### ABOUT THIS EXERCISE
Retype all of the records shown beneath this task, exactly as they stand.

### Entries taken from a collection
--- START ---

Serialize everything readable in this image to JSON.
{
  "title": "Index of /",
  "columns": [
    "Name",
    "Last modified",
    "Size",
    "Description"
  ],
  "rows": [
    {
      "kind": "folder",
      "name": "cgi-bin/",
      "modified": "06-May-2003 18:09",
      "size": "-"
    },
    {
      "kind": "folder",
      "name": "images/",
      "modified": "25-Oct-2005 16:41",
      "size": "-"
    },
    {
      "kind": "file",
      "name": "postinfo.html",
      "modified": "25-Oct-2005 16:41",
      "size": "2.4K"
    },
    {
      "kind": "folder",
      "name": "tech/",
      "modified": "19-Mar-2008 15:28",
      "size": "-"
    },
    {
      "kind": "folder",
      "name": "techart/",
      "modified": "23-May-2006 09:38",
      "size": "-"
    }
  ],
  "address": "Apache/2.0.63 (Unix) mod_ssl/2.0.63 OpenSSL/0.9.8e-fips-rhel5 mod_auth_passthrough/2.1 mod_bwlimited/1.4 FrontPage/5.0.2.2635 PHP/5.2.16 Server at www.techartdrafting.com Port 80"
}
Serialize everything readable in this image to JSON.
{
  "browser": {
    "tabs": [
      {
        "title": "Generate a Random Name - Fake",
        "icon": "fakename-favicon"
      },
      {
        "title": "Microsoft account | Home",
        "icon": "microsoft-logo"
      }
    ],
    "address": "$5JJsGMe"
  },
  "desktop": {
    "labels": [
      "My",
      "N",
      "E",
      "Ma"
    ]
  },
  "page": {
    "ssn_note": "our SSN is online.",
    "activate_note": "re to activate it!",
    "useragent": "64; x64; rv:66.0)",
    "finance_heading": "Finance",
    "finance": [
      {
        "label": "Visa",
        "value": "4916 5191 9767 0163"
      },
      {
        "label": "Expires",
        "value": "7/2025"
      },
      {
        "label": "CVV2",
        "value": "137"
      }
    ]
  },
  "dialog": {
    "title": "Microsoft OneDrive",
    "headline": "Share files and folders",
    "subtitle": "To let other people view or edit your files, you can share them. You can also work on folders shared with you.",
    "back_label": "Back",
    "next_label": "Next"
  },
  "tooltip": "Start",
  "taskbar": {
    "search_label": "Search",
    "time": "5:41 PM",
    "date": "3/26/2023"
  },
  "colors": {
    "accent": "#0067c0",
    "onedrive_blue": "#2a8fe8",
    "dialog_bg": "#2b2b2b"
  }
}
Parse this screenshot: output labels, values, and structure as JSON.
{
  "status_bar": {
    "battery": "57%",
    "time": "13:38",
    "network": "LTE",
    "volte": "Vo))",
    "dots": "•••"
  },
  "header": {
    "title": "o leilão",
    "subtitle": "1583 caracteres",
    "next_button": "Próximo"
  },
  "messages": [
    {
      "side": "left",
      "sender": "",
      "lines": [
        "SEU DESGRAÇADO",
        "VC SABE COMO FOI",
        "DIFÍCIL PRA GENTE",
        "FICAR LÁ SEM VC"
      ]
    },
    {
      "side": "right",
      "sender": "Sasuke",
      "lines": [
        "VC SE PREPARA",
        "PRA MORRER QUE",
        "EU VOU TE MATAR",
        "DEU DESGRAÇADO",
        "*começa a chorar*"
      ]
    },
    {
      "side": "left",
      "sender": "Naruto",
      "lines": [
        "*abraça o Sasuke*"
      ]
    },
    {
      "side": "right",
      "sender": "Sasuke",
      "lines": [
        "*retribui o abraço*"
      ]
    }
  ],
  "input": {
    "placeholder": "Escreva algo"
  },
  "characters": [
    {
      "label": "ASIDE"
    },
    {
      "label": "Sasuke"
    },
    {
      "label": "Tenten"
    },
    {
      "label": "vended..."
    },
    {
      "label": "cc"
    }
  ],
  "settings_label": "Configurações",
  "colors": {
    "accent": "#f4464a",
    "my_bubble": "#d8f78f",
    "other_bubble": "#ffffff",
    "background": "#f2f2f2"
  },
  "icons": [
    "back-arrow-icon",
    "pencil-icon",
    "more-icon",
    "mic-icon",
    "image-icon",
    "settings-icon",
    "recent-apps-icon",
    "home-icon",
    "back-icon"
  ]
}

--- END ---

### WRITTEN SOLUTION
Serialize everything readable in this image to JSON.
{
  "title": "Index of /",
  "columns": [
    "Name",
    "Last modified",
    "Size",
    "Description"
  ],
  "rows": [
    {
      "kind": "folder",
      "name": "cgi-bin/",
      "modified": "06-May-2003 18:09",
      "size": "-"
    },
    {
      "kind": "folder",
      "name": "images/",
      "modified": "25-Oct-2005 16:41",
      "size": "-"
    },
    {
      "kind": "file",
      "name": "postinfo.html",
      "modified": "25-Oct-2005 16:41",
      "size": "2.4K"
    },
    {
      "kind": "folder",
      "name": "tech/",
      "modified": "19-Mar-2008 15:28",
      "size": "-"
    },
    {
      "kind": "folder",
      "name": "techart/",
      "modified": "23-May-2006 09:38",
      "size": "-"
    }
  ],
  "address": "Apache/2.0.63 (Unix) mod_ssl/2.0.63 OpenSSL/0.9.8e-fips-rhel5 mod_auth_passthrough/2.1 mod_bwlimited/1.4 FrontPage/5.0.2.2635 PHP/5.2.16 Server at www.techartdrafting.com Port 80"
}
Serialize everything readable in this image to JSON.
{
  "browser": {
    "tabs": [
      {
        "title": "Generate a Random Name - Fake",
        "icon": "fakename-favicon"
      },
      {
        "title": "Microsoft account | Home",
        "icon": "microsoft-logo"
      }
    ],
    "address": "$5JJsGMe"
  },
  "desktop": {
    "labels": [
      "My",
      "N",
      "E",
      "Ma"
    ]
  },
  "page": {
    "ssn_note": "our SSN is online.",
    "activate_note": "re to activate it!",
    "useragent": "64; x64; rv:66.0)",
    "finance_heading": "Finance",
    "finance": [
      {
        "label": "Visa",
        "value": "4916 5191 9767 0163"
      },
      {
        "label": "Expires",
        "value": "7/2025"
      },
      {
        "label": "CVV2",
        "value": "137"
      }
    ]
  },
  "dialog": {
    "title": "Microsoft OneDrive",
    "headline": "Share files and folders",
    "subtitle": "To let other people view or edit your files, you can share them. You can also work on folders shared with you.",
    "back_label": "Back",
    "next_label": "Next"
  },
  "tooltip": "Start",
  "taskbar": {
    "search_label": "Search",
    "time": "5:41 PM",
    "date": "3/26/2023"
  },
  "colors": {
    "accent": "#0067c0",
    "onedrive_blue": "#2a8fe8",
    "dialog_bg": "#2b2b2b"
  }
}
Parse this screenshot: output labels, values, and structure as JSON.
{
  "status_bar": {
    "battery": "57%",
    "time": "13:38",
    "network": "LTE",
    "volte": "Vo))",
    "dots": "•••"
  },
  "header": {
    "title": "o leilão",
    "subtitle": "1583 caracteres",
    "next_button": "Próximo"
  },
  "messages": [
    {
      "side": "left",
      "sender": "",
      "lines": [
        "SEU DESGRAÇADO",
        "VC SABE COMO FOI",
        "DIFÍCIL PRA GENTE",
        "FICAR LÁ SEM VC"
      ]
    },
    {
      "side": "right",
      "sender": "Sasuke",
      "lines": [
        "VC SE PREPARA",
        "PRA MORRER QUE",
        "EU VOU TE MATAR",
        "DEU DESGRAÇADO",
        "*começa a chorar*"
      ]
    },
    {
      "side": "left",
      "sender": "Naruto",
      "lines": [
        "*abraça o Sasuke*"
      ]
    },
    {
      "side": "right",
      "sender": "Sasuke",
      "lines": [
        "*retribui o abraço*"
      ]
    }
  ],
  "input": {
    "placeholder": "Escreva algo"
  },
  "characters": [
    {
      "label": "ASIDE"
    },
    {
      "label": "Sasuke"
    },
    {
      "label": "Tenten"
    },
    {
      "label": "vended..."
    },
    {
      "label": "cc"
    }
  ],
  "settings_label": "Configurações",
  "colors": {
    "accent": "#f4464a",
    "my_bubble": "#d8f78f",
    "other_bubble": "#ffffff",
    "background": "#f2f2f2"
  },
  "icons": [
    "back-arrow-icon",
    "pencil-icon",
    "more-icon",
    "mic-icon",
    "image-icon",
    "settings-icon",
    "recent-apps-icon",
    "home-icon",
    "back-icon"
  ]
}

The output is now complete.